  17. Mill, J.S. 1865. An Examination of Sir William Hamilton’s Philosophy, and of the Principal Philosophical Questions Discussed in His Writings. London: Longman, Green, Longman, Roberts and Green.Google Scholar
  18. Reid, T. 1785. Essays on the Intellectual Powers of Man. Edinburgh: Printed for John Bell and G.G.J. and J. Robinson.Google Scholar
  19. Robbins, P., and A. Jack. 2006. The Phenomenal Stance. Philosophical Studies 127: 59–85.CrossRefGoogle Scholar
  20. Sellars, W. 1956. Empiricism and the Philosophy of Mind. In Minnesota Studies in the Philosophy of Science vol. 1, ed. H. Feigl and M. Scriven. Minneapolis: University of Minesota Press.Google Scholar
  21. Sinnott-Armstrong, W. 2008. Framing Moral Intuitions. in Moral Psychology, Volume 2. In The Cognitive Science of Morality, ed. W. Sinnott-Armstrong, 47–76. Cambridge: MIT Pres.Google Scholar
  22. Stanley, J. 2005. Knowledge and Practical Interests. New York: OUP.CrossRefGoogle Scholar
  23. Sytsma, J., and E. Machery. 2009. How to Study Folk Intuitions about Phenomenal Consciousness. Philosophical Psychology 22(1): 21–35.CrossRefGoogle Scholar
  24. Woodward, A.L. 1998. Infants Selectively Encode the Goal object of an Actor’s Reach. Cognition 69: 1–34.CrossRefGoogle Scholar
  25. Zahavi, D. 2005. Subjectivity and Self-hood: Investigating the First-person Perspective. Cambridge: MIT Press.Google Scholar

Copyright information

© Springer Science+Business Media B.V. 2010
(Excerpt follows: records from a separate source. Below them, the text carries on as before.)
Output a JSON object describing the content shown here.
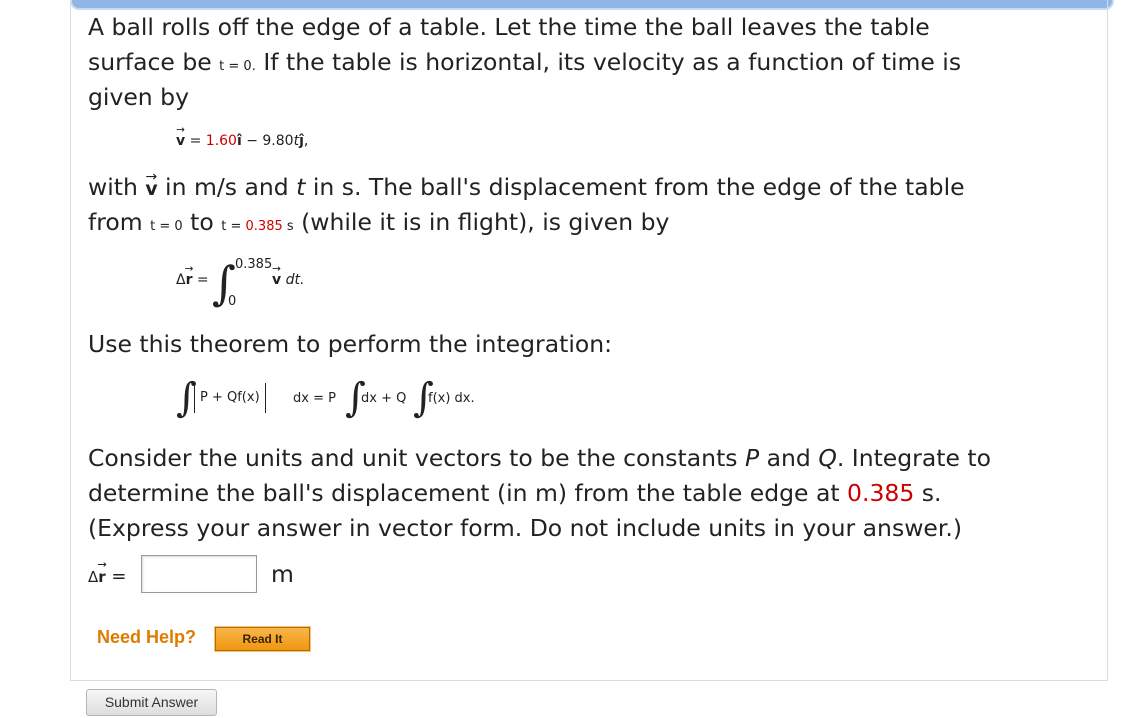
{
  "problem": {
    "p1_line1": "A ball rolls off the edge of a table. Let the time the ball leaves the table",
    "p1_line2_a": "surface be ",
    "p1_t0": "t = 0.",
    "p1_line2_b": " If the table is horizontal, its velocity as a function of time is",
    "p1_line3": "given by",
    "velocity_eq": {
      "v_symbol": "v",
      "equals": " = ",
      "coef_x": "1.60",
      "i_hat": "î",
      "minus": " − 9.80",
      "t": "t",
      "j_hat": "ĵ",
      "comma": ","
    },
    "p2_line1_a": "with ",
    "p2_v": "v",
    "p2_line1_b": " in m/s and ",
    "p2_t": "t",
    "p2_line1_c": " in s. The ball's displacement from the edge of the table",
    "p2_line2_a": "from ",
    "p2_t_eq0": "t = 0",
    "p2_to": " to ",
    "p2_t_eq_a": "t = ",
    "p2_t_val": "0.385",
    "p2_t_unit": " s",
    "p2_line2_b": " (while it is in flight), is given by",
    "disp_eq": {
      "lhs_delta": "Δ",
      "lhs_r": "r",
      "equals": " =",
      "integral_sign": "∫",
      "upper_limit": "0.385",
      "lower_limit": "0",
      "integrand_v": "v",
      "integrand_dt": " dt."
    },
    "p3": "Use this theorem to perform the integration:",
    "theorem": {
      "int1": "∫",
      "bracket_content": "P + Qf(x)",
      "dx1": " dx = P",
      "int2": "∫",
      "dx2": " dx + Q",
      "int3": "∫",
      "fx_dx": " f(x) dx."
    },
    "p4_line1_a": "Consider the units and unit vectors to be the constants ",
    "p4_P": "P",
    "p4_and": " and ",
    "p4_Q": "Q",
    "p4_line1_b": ". Integrate to",
    "p4_line2_a": "determine the ball's displacement (in m) from the table edge at ",
    "p4_val": "0.385",
    "p4_line2_b": " s.",
    "p4_line3": "(Express your answer in vector form. Do not include units in your answer.)"
  },
  "answer": {
    "label_delta": "Δ",
    "label_r": "r",
    "label_eq": " =",
    "input_value": "",
    "unit": "m"
  },
  "help": {
    "need_help": "Need Help?",
    "read_it": "Read It"
  },
  "submit_label": "Submit Answer",
  "colors": {
    "accent_red": "#cc0000",
    "help_orange": "#e07b00"
  }
}
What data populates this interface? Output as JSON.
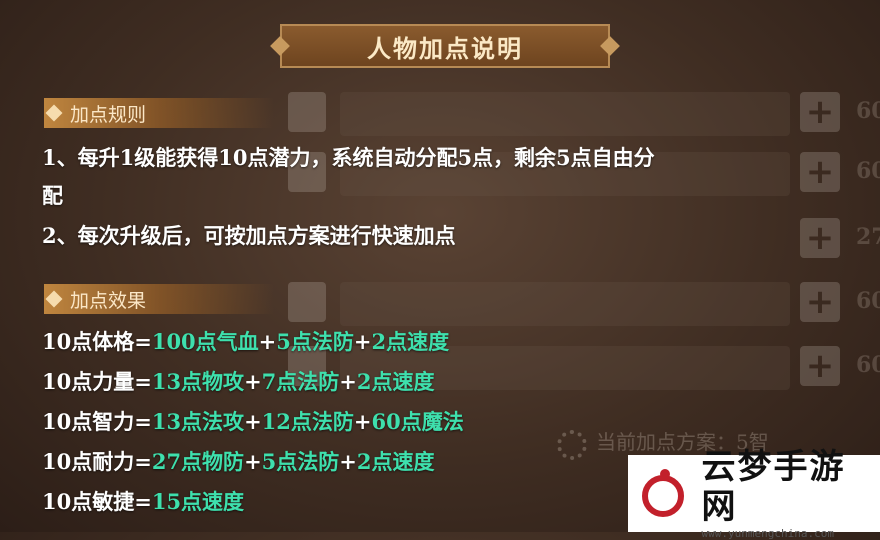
{
  "title": "人物加点说明",
  "rules_header": "加点规则",
  "rules": [
    "1、每升1级能获得10点潜力，系统自动分配5点，剩余5点自由分",
    "配",
    "2、每次升级后，可按加点方案进行快速加点"
  ],
  "effects_header": "加点效果",
  "effects": [
    {
      "stat": "10点体格=",
      "parts": [
        {
          "t": "100点气血",
          "g": true
        },
        {
          "t": "+",
          "g": false
        },
        {
          "t": "5点法防",
          "g": true
        },
        {
          "t": "+",
          "g": false
        },
        {
          "t": "2点速度",
          "g": true
        }
      ]
    },
    {
      "stat": "10点力量=",
      "parts": [
        {
          "t": "13点物攻",
          "g": true
        },
        {
          "t": "+",
          "g": false
        },
        {
          "t": "7点法防",
          "g": true
        },
        {
          "t": "+",
          "g": false
        },
        {
          "t": "2点速度",
          "g": true
        }
      ]
    },
    {
      "stat": "10点智力=",
      "parts": [
        {
          "t": "13点法攻",
          "g": true
        },
        {
          "t": "+",
          "g": false
        },
        {
          "t": "12点法防",
          "g": true
        },
        {
          "t": "+",
          "g": false
        },
        {
          "t": "60点魔法",
          "g": true
        }
      ]
    },
    {
      "stat": "10点耐力=",
      "parts": [
        {
          "t": "27点物防",
          "g": true
        },
        {
          "t": "+",
          "g": false
        },
        {
          "t": "5点法防",
          "g": true
        },
        {
          "t": "+",
          "g": false
        },
        {
          "t": "2点速度",
          "g": true
        }
      ]
    },
    {
      "stat": "10点敏捷=",
      "parts": [
        {
          "t": "15点速度",
          "g": true
        }
      ]
    }
  ],
  "background": {
    "plan_label": "当前加点方案：5智",
    "side_numbers": [
      "60",
      "60",
      "27",
      "60",
      "60"
    ],
    "plus_symbol": "+"
  },
  "watermark": {
    "name": "云梦手游网",
    "url": "www.yunmengchina.com"
  },
  "colors": {
    "highlight": "#3ee0ad",
    "text": "#ffffff",
    "header": "#c0863f"
  }
}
Authors and Affiliations

  1. 1.Department of PhilosophyUniversity of ArizonaTucsonUSA

Personalised recommendations